MESURE: I had to find out myself, if this was really happening. And sure enough, I got up bright and early one morning; went down into the city, and was finding birds on the sidewalk.

JOYCE: Dead birds - lots of them. Toronto sits next to Lake Ontario, a hotspot for migrating birds. But Mesure discovered that daytime reflections are worse than lights at night. So his group worked with Toronto officials to require bird-friendly designs for new buildings. Old buildings are not included. So FLAP is helping an environmental group, Ecojustice, to sue building owners to make them retrofit their buildings. The lawsuit claims that reflected light is a contaminant.

MESURE: Once daylight is reflected off of a surface, it's reflected in the form of radiation.

JOYCE: Under Canadian law, radiation is listed as a contaminant that can harm animals. Mesure acknowledges that this argument is a bit of a stretch. But other cities are voluntarily adopting guidelines for bird-friendly buildings - San Francisco, for example. Some, like New York, encourage building owners to turn off their lights at night. But what bird-friendly designs really work?

I'm back with New York architect Guy Maxwell. We're at Vassar College in Poughkeepsie, New York. He's going to test some bird-friendly designs on a new science building that will go up here, next to a stream in the woods.

MAXWELL: Right in the middle of an area where we know there are going to be birds flying, so we had to do something about it.

JOYCE: The project got the backing of Marianne Begemann, Vassar's dean of strategic planning.

MARIANNE BEGEMANN: People understood that this was a way that we can try something new. And we also know, from experience, what some of our other buildings do. So people see dead birds outside of the existing buildings.

JOYCE: To prove her point, we go up into the building next to the construction site. Maxwell draws the curtains from a picture window.

MAXWELL: Hopefully, we won't find any birds on the other side of this glass, but it wouldn't surprise me if we did. Oh no, that looks like a vireo.

JOYCE: It's a dead songbird on the ledge outside. There's a ghostly outline of a feather on the glass, where it hit. The new Vassar building will use glass with various frit designs - those thin, ceramic bars. Outside one glass wall, they'll also build a row of tall, metal louvers - like vertical venetian blinds. That should break up tree reflections. And they'll try something called Ornilux Mikado glass. It's made in Germany. A chaotic pattern of lines is painted inside the glass. Mikado is the German name for the game of pick-up-sticks.

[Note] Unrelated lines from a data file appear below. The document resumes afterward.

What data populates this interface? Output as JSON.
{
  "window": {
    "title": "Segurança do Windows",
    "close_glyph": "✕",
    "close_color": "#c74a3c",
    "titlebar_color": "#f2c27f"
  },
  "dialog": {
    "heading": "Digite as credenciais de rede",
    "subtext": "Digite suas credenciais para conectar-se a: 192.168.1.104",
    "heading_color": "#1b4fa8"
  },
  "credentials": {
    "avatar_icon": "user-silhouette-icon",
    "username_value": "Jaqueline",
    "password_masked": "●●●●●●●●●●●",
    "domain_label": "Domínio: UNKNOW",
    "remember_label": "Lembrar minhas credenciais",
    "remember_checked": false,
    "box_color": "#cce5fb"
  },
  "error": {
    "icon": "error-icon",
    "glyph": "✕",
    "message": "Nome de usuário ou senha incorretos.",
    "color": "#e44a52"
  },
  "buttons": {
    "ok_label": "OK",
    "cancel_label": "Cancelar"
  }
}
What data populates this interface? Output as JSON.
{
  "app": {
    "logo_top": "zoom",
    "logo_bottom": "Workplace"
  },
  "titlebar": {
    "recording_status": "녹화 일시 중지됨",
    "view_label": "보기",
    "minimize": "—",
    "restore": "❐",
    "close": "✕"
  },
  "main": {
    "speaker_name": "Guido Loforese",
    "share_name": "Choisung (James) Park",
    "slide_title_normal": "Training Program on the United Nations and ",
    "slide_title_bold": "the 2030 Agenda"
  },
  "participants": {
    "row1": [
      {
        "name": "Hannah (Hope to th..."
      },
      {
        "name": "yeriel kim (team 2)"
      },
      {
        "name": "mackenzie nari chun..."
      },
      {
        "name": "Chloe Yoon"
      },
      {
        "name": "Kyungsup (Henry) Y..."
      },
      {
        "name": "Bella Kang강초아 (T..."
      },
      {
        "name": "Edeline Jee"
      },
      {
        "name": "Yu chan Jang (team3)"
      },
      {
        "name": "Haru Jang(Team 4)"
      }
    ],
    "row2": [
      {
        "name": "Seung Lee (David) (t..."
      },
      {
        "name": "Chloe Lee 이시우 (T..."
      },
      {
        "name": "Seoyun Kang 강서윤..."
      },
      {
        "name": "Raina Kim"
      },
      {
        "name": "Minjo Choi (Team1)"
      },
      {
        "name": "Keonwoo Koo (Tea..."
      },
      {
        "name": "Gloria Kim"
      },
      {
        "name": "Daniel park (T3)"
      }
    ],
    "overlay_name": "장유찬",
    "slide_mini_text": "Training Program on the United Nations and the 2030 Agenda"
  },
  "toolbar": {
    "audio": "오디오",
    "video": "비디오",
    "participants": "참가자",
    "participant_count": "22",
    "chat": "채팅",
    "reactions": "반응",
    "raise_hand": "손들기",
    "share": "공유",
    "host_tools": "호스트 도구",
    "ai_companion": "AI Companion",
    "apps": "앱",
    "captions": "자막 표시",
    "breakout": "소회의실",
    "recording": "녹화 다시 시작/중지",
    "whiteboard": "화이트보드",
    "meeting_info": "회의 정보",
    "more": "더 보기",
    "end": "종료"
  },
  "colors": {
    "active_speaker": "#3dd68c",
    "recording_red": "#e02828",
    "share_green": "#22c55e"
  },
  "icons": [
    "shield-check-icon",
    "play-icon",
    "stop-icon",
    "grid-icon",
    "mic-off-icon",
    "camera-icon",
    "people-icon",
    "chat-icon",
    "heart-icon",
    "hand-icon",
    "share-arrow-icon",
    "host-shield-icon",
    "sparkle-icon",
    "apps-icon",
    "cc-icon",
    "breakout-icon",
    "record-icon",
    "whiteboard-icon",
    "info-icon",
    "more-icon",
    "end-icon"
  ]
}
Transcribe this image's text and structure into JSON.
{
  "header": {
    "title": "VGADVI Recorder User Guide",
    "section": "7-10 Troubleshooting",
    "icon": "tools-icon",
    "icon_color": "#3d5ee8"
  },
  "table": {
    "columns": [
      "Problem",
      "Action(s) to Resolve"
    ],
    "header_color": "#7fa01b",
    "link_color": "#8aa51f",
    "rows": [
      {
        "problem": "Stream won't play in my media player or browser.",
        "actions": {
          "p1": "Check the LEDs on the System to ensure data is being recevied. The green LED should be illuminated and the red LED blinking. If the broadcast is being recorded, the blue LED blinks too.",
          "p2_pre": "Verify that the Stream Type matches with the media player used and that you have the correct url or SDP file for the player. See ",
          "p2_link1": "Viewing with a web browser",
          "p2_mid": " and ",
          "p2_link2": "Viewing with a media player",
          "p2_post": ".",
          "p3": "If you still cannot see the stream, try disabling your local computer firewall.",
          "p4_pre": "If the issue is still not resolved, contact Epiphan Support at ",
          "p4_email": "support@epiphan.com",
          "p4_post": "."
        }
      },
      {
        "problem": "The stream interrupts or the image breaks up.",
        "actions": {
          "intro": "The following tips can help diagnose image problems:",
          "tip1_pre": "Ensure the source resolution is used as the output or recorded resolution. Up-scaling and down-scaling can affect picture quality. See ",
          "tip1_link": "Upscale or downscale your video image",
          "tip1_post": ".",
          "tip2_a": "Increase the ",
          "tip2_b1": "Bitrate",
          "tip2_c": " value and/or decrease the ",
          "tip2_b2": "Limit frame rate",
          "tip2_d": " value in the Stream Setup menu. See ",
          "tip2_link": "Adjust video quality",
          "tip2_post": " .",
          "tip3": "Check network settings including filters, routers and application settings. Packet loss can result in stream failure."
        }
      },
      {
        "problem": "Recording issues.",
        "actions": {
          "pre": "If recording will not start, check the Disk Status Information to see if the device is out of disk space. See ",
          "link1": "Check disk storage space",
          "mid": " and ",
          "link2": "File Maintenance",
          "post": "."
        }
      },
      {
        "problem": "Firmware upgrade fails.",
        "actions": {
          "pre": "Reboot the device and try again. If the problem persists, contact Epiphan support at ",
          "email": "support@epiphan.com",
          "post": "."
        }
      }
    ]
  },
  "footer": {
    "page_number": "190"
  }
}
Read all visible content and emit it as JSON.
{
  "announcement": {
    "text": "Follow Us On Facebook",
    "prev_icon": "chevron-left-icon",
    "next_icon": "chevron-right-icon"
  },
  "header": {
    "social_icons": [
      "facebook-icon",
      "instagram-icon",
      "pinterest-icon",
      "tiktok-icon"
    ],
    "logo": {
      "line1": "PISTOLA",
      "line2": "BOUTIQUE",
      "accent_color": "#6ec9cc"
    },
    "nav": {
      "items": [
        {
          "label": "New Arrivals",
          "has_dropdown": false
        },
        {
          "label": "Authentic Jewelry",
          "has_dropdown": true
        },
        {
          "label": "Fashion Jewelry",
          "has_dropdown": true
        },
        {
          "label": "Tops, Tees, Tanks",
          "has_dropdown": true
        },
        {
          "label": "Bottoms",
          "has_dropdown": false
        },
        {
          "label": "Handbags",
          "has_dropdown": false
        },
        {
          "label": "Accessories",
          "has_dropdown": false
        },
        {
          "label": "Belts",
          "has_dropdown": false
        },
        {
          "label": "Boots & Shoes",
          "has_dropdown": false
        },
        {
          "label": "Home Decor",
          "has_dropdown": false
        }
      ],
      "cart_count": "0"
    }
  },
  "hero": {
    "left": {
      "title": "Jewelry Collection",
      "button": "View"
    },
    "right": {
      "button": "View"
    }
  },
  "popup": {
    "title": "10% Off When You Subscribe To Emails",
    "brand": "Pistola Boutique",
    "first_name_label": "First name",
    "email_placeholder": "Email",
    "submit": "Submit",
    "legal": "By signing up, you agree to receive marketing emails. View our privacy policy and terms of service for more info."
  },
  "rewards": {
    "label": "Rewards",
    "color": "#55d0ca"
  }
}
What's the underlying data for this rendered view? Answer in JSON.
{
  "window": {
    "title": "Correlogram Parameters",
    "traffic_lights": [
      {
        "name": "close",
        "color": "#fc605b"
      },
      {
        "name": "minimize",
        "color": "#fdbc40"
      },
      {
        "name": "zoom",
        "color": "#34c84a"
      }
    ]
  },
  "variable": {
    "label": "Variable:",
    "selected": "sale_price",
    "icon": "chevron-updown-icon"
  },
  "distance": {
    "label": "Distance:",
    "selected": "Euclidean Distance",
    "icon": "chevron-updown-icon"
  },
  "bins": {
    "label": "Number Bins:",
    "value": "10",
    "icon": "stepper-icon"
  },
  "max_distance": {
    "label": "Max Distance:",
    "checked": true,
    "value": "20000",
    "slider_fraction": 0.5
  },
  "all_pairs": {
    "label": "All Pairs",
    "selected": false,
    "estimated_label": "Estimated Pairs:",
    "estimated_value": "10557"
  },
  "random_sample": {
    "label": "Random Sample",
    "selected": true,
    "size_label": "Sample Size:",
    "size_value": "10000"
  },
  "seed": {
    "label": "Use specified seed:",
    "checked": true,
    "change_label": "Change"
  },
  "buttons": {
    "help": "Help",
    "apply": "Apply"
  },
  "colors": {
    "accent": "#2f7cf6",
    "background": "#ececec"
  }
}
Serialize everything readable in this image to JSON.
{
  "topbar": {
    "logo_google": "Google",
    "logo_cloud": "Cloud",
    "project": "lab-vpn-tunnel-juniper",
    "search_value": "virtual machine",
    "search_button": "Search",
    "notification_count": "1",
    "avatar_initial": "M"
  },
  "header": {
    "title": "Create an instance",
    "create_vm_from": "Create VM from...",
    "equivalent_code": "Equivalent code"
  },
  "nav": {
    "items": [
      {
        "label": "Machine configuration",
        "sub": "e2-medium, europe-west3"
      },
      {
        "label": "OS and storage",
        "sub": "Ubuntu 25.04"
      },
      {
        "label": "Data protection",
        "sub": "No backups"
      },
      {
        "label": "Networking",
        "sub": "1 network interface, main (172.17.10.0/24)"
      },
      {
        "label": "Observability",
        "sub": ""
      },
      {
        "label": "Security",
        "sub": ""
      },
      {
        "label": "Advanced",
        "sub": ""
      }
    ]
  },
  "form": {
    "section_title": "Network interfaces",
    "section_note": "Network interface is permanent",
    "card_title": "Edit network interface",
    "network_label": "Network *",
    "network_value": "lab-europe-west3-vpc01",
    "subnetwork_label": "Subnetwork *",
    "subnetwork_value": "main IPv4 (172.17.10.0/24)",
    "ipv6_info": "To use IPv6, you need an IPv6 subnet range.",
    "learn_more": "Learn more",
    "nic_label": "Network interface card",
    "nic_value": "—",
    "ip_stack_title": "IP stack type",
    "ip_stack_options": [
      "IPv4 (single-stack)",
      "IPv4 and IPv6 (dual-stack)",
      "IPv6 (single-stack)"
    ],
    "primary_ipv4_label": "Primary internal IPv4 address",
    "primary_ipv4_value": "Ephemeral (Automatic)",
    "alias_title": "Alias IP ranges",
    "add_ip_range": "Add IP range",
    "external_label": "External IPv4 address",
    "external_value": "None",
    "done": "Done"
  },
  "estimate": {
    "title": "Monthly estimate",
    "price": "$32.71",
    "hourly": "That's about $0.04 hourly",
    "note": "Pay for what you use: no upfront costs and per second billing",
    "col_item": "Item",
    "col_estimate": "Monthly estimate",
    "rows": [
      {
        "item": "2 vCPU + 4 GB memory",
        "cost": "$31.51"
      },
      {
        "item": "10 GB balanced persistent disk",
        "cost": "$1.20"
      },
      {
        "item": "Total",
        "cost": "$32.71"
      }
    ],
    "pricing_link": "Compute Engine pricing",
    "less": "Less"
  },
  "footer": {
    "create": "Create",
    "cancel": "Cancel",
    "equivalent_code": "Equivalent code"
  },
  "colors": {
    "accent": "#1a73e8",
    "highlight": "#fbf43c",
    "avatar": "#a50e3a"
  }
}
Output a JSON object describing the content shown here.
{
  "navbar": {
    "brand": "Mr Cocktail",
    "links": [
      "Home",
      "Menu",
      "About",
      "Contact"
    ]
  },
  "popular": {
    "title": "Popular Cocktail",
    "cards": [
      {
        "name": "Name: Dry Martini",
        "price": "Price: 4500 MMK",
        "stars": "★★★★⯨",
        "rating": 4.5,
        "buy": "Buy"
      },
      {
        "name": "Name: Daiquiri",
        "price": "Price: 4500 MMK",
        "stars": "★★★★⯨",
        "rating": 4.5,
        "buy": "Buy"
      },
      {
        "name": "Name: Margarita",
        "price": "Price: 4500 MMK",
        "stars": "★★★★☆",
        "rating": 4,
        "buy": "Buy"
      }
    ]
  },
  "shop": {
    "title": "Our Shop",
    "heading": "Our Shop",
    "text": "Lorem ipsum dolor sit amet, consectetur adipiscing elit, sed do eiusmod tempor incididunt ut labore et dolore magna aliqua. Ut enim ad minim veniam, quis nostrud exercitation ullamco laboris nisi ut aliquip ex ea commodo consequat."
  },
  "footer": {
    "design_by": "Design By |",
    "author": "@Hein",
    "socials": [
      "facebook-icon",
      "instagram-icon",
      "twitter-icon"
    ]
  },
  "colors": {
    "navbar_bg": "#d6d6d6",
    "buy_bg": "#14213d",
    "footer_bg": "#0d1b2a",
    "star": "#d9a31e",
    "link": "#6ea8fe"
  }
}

Outside of a trailer with Ornilux windows, you can make out a faint pattern. But from the inside...

(SOUNDBITE OF FOORSTEPS)

JOYCE: Well, so we're inside here, looking out through this Mikado Ornilux glass. And it is perfectly, absolutely invisible. That's amazing.

MAXWELL: Yeah, it's good. It's really good. Like I said, it's the closest thing we have right now, to that miracle glass.

JOYCE: Not a miracle, really; just physics and biology. The pattern is painted in a substance that reflects ultraviolet light. Birds see UV light well, and we don't. A lot of this is hit or miss. There's not much money around to do research, but Maxwell doesn't do this to make a lot of money.

Do you feel a sense of responsibility because you're an architect?

MAXWELL: Absolutely. The notion that this - that a building that we've built is causing harm, is really troubling to me.

JOYCE: Maxwell shows me his phone. It's got a library of bird songs. He finds the vireo, the bird whose body he found on the ledge today, and he plays its song.

(SOUNDBITE OF BIRD CHIRPING)

JOYCE: Christopher Joyce, NPR News.

MONTAGNE: You'll find Chris's first story, and some photos of bird-friendly buildings and that miracle glass, on our website, npr.org. Transcript provided by NPR, Copyright NPR.